DENVER – A big change in the scope of oil shale leases on public lands is drawing praise from people in Colorado and across the West. The Bureau of Land Management (BLM) last week released its final management plan for the potential energy source.
Bill Midcap, renewable energy director with the Rocky Mountain Farmers Union, likes the new plan. He says it will help preserve one of Colorado’s most precious resources: water.
“We all know that water has all the potential of running out of Colorado. We think it’s prudent that they ensure to the agricultural community how much water is going to be taken, before they move forward.”
The new policy says that public lands can only be leased if oil shale companies can show the economic and environmental viability of the technology used for research or development. The previous policy made nearly 2 million acres available without those restrictions; now, just under 700,000 acres of public land could be used. Twenty-six thousand of those acres are in Colorado. Supporters of increased oil shale research – including the oil and gas industries – worry that the amount of public lease land available is too small to offset economic costs and risks in development.

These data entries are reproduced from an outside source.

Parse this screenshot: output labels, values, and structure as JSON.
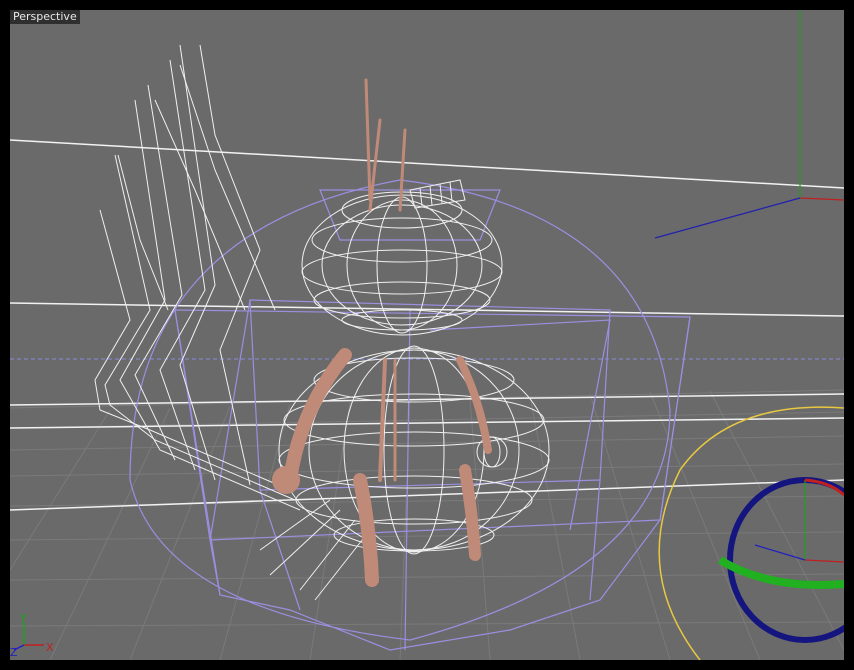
{
  "viewport": {
    "label": "Perspective"
  },
  "axes": {
    "x_label": "X",
    "y_label": "Y",
    "z_label": "Z",
    "x_color": "#c02020",
    "y_color": "#20a020",
    "z_color": "#2020c0"
  },
  "colors": {
    "background": "#6a6a6a",
    "grid": "#777777",
    "wireframe": "#f0f0f0",
    "cage": "#9a8fe0",
    "flesh": "#c08a78",
    "gizmo_ring": "#e8c840"
  }
}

Ken Neubecker, director of the Western Rivers Institute, says the viability restriction is important, because energy companies often have water rights that trump those of agriculture or Colorado cities. Also, he warns, the current technology used to develop oil shale abroad is not practical in the arid Mountain West.
“That is actually a pretty water-intensive operation, using two-and-a-half to four barrels of water for each barrel of oil. It’s a lot easier to do in Estonia and Latvia, but it’s not that easy to do here. Those are wet countries, and this is very dry country.”
Midcap says the new plan leaves him optimistic that the government will listen to the concerns of Coloradans and those across the West about the region’s natural resources.
“Farmers and ranchers have a strong enough voice that I don’t think we’ll be pushed out. I think our voice is strong. ”
Regional leaders – even those as far away as Arizona – encouraged the BLM to adopt a plan that would protect the waters from the Colorado and other rivers.
The full Environmental Impact Statement is available at http://ostseis.anl.gov.